Bullis Charter School

Leaders with the Bullis Charter School, a public charter in the Los Altos School District, while not taking an official position in opposition to Measure E, argued that if Measure E passes, an existing funding discrepancy between the charter and non-charter schools within the district would expand. Non-charter schools in the district get about $10,000/year per student from property taxes, while the Bullis Charter School gets somewhat more than $6,000 per student, for a funding gap of $3,739 per student.

With the approval of Measure E, the funding gap will widen from $3,739 per student to $4,292 per student, according to a study commissioned by Bullis.[2]

According to Ken Moore, chairman of the Bullis School Board, "This is just another step in a pattern of inequity."[2]

Wanny Hersey, the principal of Bullis Charter School, sent a letter about Measure E to parents at Bullis in which he said, "Any argument that passing Measure E would benefit [our] students by providing them with more space is highly suspect. The proposed parcel tax increase asks [our] families to pay additional taxes while simultaneously shortchanging them."[2]

Text of measure

English

The question on the ballot:

This text is quoted verbatim from the original source. Any inconsistencies are attributed to the original source.

MEASURE E: To protect excellent education in Los Altos elementary and Junior high schools; preserve core academic programs in reading, writing, math and science; retain highly qualified teachers; and provide books and classroom materials, shall Los Altos School District levy an annual education parcel tax of $193 per parcel for six years, with independent citizen oversight, no funds for administrators’ salaries, an exemption for senior citizens, and al funds used only for support of local elementary and junior high schools?
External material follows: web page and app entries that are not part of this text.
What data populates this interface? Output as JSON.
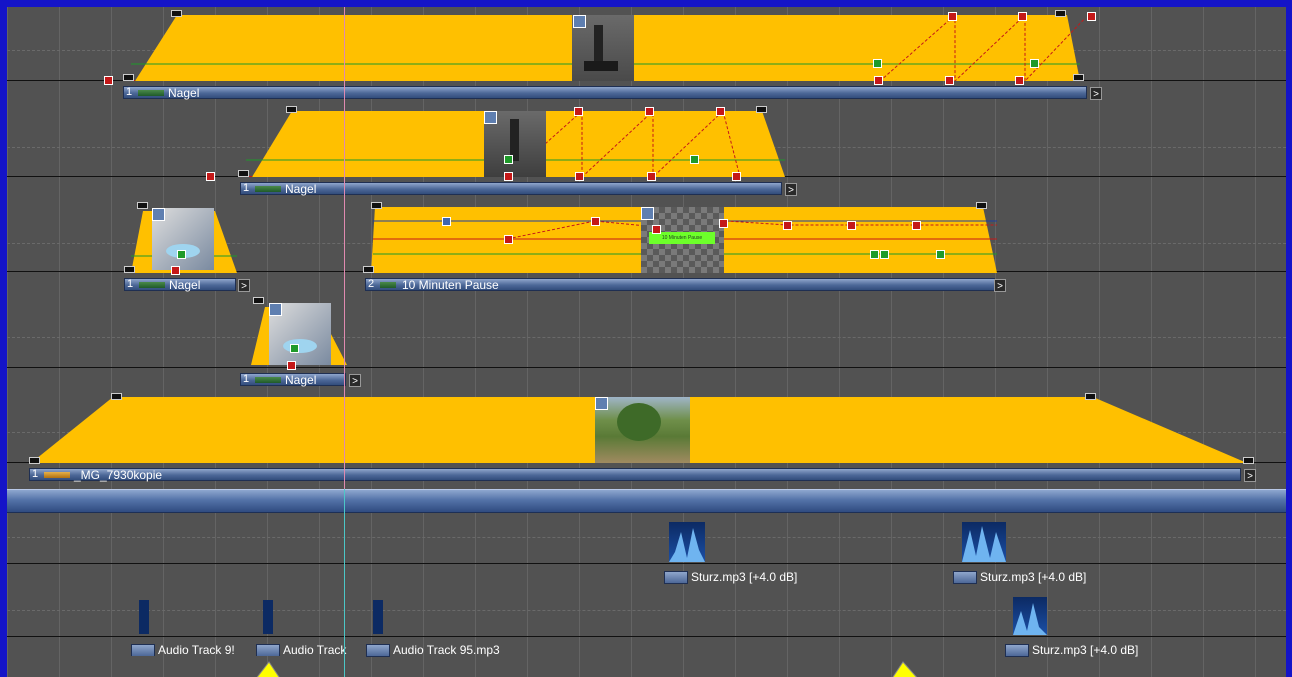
{
  "video_clips": [
    {
      "index": "1",
      "name": "Nagel"
    },
    {
      "index": "1",
      "name": "Nagel"
    },
    {
      "index": "1",
      "name": "Nagel"
    },
    {
      "index": "2",
      "name": "10 Minuten Pause"
    },
    {
      "index": "1",
      "name": "Nagel"
    },
    {
      "index": "1",
      "name": "_MG_7930kopie"
    }
  ],
  "overlay_text": "10 Minuten Pause",
  "audio_clips": [
    {
      "name": "Sturz.mp3 [+4.0 dB]"
    },
    {
      "name": "Sturz.mp3 [+4.0 dB]"
    },
    {
      "name": "Sturz.mp3 [+4.0 dB]"
    },
    {
      "name": "Audio Track 9!"
    },
    {
      "name": "Audio Track"
    },
    {
      "name": "Audio Track 95.mp3"
    }
  ],
  "end_button_glyph": ">",
  "colors": {
    "frame": "#1414c8",
    "background": "#525252",
    "clip_fill": "#ffc000",
    "keyframe_red": "#c41818",
    "keyframe_green": "#1f9a2a",
    "playhead_pink": "#e08ab0",
    "playhead_cyan": "#4cc7c7",
    "cursor_yellow": "#ffff00"
  }
}
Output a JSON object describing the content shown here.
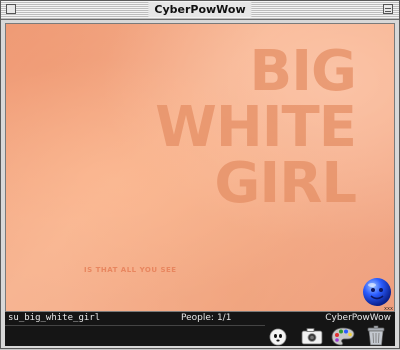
{
  "window": {
    "title": "CyberPowWow"
  },
  "canvas": {
    "headline": [
      "BIG",
      "WHITE",
      "GIRL"
    ],
    "tagline": "IS THAT ALL YOU SEE"
  },
  "statusbar": {
    "channel_name": "su_big_white_girl",
    "people_label": "People:",
    "people_value": "1/1",
    "app_name": "CyberPowWow"
  },
  "tools": [
    {
      "name": "avatar-ghost-icon"
    },
    {
      "name": "camera-icon"
    },
    {
      "name": "paint-palette-icon"
    },
    {
      "name": "trash-can-icon"
    }
  ],
  "avatar": {
    "name": "blue-ball-avatar-icon"
  },
  "colors": {
    "canvas_peach": "#f5ae8c",
    "headline": "#e58f65",
    "statusbar_bg": "#151515",
    "avatar_blue": "#2a5cff"
  }
}
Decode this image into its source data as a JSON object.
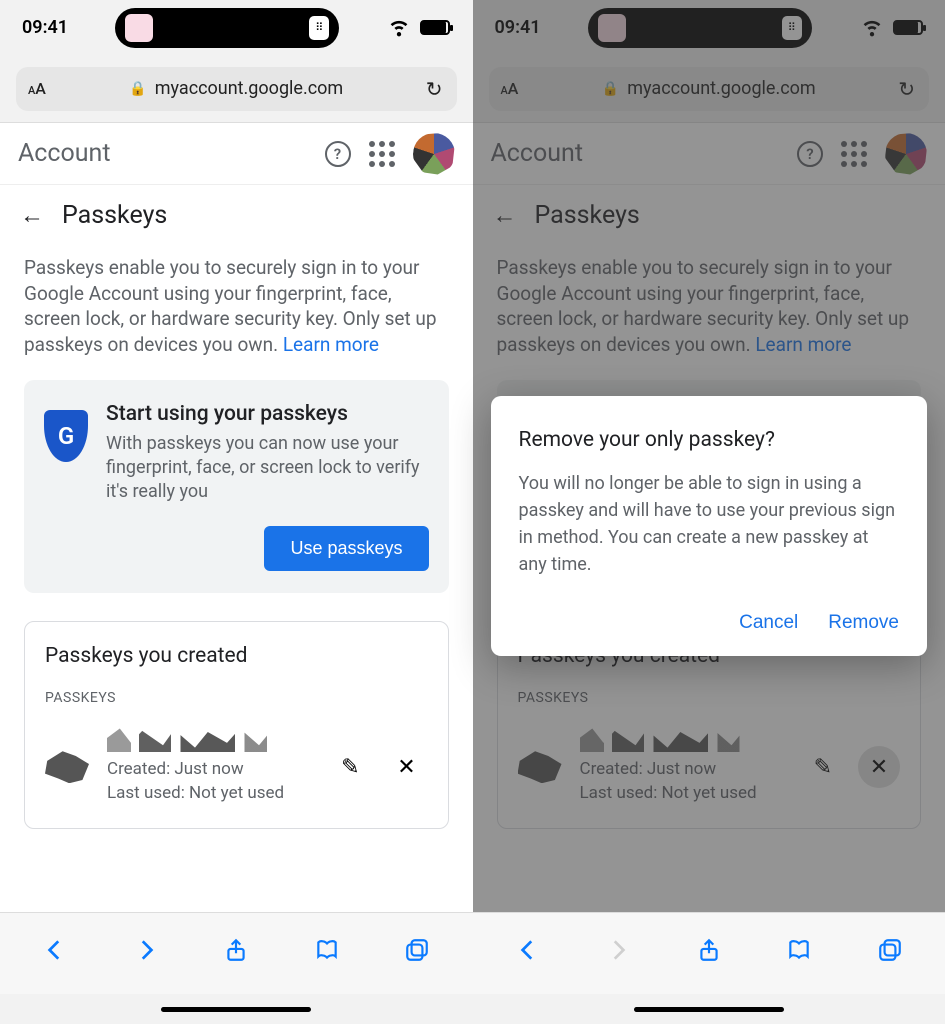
{
  "status": {
    "time": "09:41"
  },
  "urlbar": {
    "host": "myaccount.google.com"
  },
  "header": {
    "title": "Account"
  },
  "page": {
    "title": "Passkeys",
    "intro": "Passkeys enable you to securely sign in to your Google Account using your fingerprint, face, screen lock, or hardware security key. Only set up passkeys on devices you own. ",
    "learn_more": "Learn more"
  },
  "promo": {
    "title": "Start using your passkeys",
    "body": "With passkeys you can now use your fingerprint, face, or screen lock to verify it's really you",
    "cta": "Use passkeys"
  },
  "passkeys_card": {
    "title": "Passkeys you created",
    "group_label": "PASSKEYS",
    "created_label": "Created: Just now",
    "lastused_label": "Last used: Not yet used"
  },
  "modal": {
    "title": "Remove your only passkey?",
    "body": "You will no longer be able to sign in using a passkey and will have to use your previous sign in method. You can create a new passkey at any time.",
    "cancel": "Cancel",
    "confirm": "Remove"
  }
}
En Espanol

The question on the ballot:

This text is quoted verbatim from the original source. Any inconsistencies are attributed to the original source.

MEASURE E: A fin de proteger la excelente educación en las escuelas primarias e intermedias de Los Altos; preservar los programas académicos principales en lectura, redacción, matemáticas y ciencias; retener a maestros altamente calificados; y proporcionar libros y materiales para las aulas, ¿Debe el Distrito Escolar de Los Altos gravar un impuesto anual a la parcela para educación de $193 por parcela durante seis años, con supervisión ciudadana independiente, sin fondos para salarios de administradores, con una exención para los ciudadanos de la tercera edad, y que todos los fondos se utilicen únicamente para apoyar a las escuelas primarias e intermedias locales?

See also

External links

References